But in that case why not just convert to Islam?
Claire Khaw advocates “Secular Koranism”—the idea that the Qur’an should become the basis of secular legal systems. Its rules, she says, should apply to everyone, not just Muslims.
That’s not as crazy an idea as it sounds. Claire has some provocative and persuasive insights into the underlying causes of Western decadence and how the Qur’an’s guidance could help fix things. Listen to this interview and you’ll discover that Claire and I agree that patriarchy is basically a good thing, not a bad thing. (For more heretical talk on patriarchy, check out my article on the woke crusade against girls’ sports, and don’t miss Charles Eisenstein’s excellent new piece making some of the same points.)
But I’m not really on board with secular Koranism, and I especially disagree with Claire’s argument that Muslims should be its leading advocates.
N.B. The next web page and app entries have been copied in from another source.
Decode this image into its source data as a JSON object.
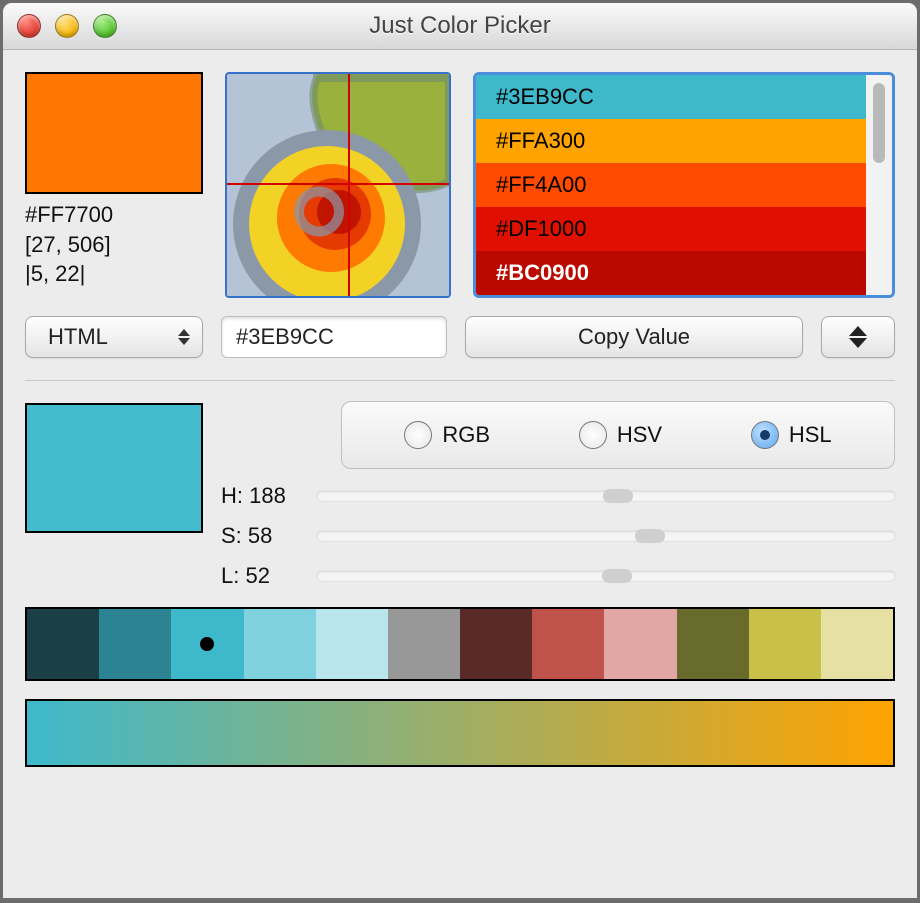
{
  "window": {
    "title": "Just Color Picker"
  },
  "current": {
    "swatch_color": "#FF7700",
    "hex": "#FF7700",
    "pos": "[27, 506]",
    "delta": "|5, 22|"
  },
  "history": [
    {
      "hex": "#3EB9CC",
      "bg": "#3EB9CC",
      "fg": "#000000",
      "selected": false
    },
    {
      "hex": "#FFA300",
      "bg": "#FFA300",
      "fg": "#000000",
      "selected": false
    },
    {
      "hex": "#FF4A00",
      "bg": "#FF4A00",
      "fg": "#000000",
      "selected": false
    },
    {
      "hex": "#DF1000",
      "bg": "#DF1000",
      "fg": "#000000",
      "selected": false
    },
    {
      "hex": "#BC0900",
      "bg": "#BC0900",
      "fg": "#FFFFFF",
      "selected": true
    }
  ],
  "history_last_hint": {
    "bg": "#000000"
  },
  "controls": {
    "format_label": "HTML",
    "value_field": "#3EB9CC",
    "copy_label": "Copy Value"
  },
  "modes": {
    "rgb_label": "RGB",
    "hsv_label": "HSV",
    "hsl_label": "HSL",
    "selected": "HSL"
  },
  "hsl": {
    "swatch_color": "#44BBCC",
    "h_label": "H: 188",
    "s_label": "S: 58",
    "l_label": "L: 52",
    "h_value": 188,
    "h_max": 360,
    "s_value": 58,
    "s_max": 100,
    "l_value": 52,
    "l_max": 100
  },
  "palette": [
    "#1A3F44",
    "#2C8391",
    "#3EB9CC",
    "#7ED1DD",
    "#B8E5EC",
    "#989898",
    "#592A28",
    "#BF524A",
    "#E2A6A4",
    "#686B2C",
    "#C9C04A",
    "#E7E0A4"
  ],
  "palette_marked_index": 2,
  "gradient": {
    "from": "#3EB9CC",
    "to": "#FFA300"
  }
}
I also disagree with her list of reasons why, she says, Muslims reject it:
Claire Khaw’s REASONS WHY MUSLIMS REJECT Secular Koranism
- Because it is unorthodox and being promoted by a non-Muslim female.
- Because they don’t want to be labelled radical or extremist.
- Because they are not interested in promoting their religion.
- Because most of them have never heard of such a thing and don’t know what to think of it.
- Because many Muslims in the West enjoy its sexual liberation and don’t want it restricted by Koranic principles.
- Because most of them are not independent thinkers.
- Because even independent thinkers are afraid of the mainstream Muslim opinion who will reject it unless approved of by Islamic scholars.
- Because most Islamic scholars are already co-opted and compromised.
- Because most Muslims think it is enough to get to heaven just because they are Muslim and see no need to involve themselves in the dirty business of politics.
- Because most Muslims would rather not deal with the necessity of denouncing the idolatry and blasphemy of Christianity which would alienate their Christian overlords.
- Because most Muslims are confused about the proper position to take on the idolatry and blasphemy of Christianity and prefer not to take controversial positions.
Kevin Barrett’s REASONS WHY MUSLIMS REJECT Secular Koranism
- For Muslims, secular Koranism is reinventing the wheel so that it doesn’t roll quite as well. (Islam gives us everything SK could, and much, much more.)
- Muslims have an admirable 1400-year history of not forcing their rules on non-Muslims, since “there is no compulsion in religion” (2:256).
- The word secular means “denoting attitudes, activities, or other things that have no religious or spiritual basis” (Oxford Languages) and the Qur’an’s rules obviously DO have a religious and spiritual basis.
- The word secular has a negative connotation for most Muslims, who link it to attempts to remove religion from its rightful place in the public square. (There is no “separation of church and state” in Islam.)
- The word Koranism implies radically revising Islamic law to make it derive entirely from the Qur’an without reference to ahadith or any other contextual material. That sharply conflicts with the Islamic scholarly consensus, which holds that the Qur’an must be understood in context, most obviously in terms of asbab un-nuzul (occasions of revelation, i.e. the issues in the early Muslim community that the Qur’an addresses in specific verses).
- Secular Koranism concerns itself only with the legal dimensions of the Qur’an without reference to its indispensable spiritual dimensions.
- Secular Koranism’s interpretation of certain legal dimensions of the Qu’ran departs sharply from Islamic scholarly consensus.
- Secular Koranism, as Claire presents it, seems linked to the Noahide laws (a short list of laws that some Jews would like to impose on all non-Jews). Muslims generally sympathize with the content of the Noahide laws, but given their history of not imposing their own laws on non-Muslims, they are not likely to sympathize with Jews who want to impose Jewish laws on non-Jews.
- Islam has shown remarkable resiliency over more than 1400 years, despite lacking an official bureaucracy, because Muslims have been able to forge a consensus on the most important issues. Secular Koranism radically departs from that consensus in many ways. Check out this refutation of SK by William Breiannis.
So I think Claire is a bit naive in expecting Muslims to lead the charge for Secular Koranism. I urge her to instead systematically summarize the universal principles she derives from the Qur’an, and explain to non-Muslims how and why their legal codes should be revised according to those principles.
Muslims certainly wouldn’t object to Western societies reforming their legal codes to align them more closely with Qur’anic principles.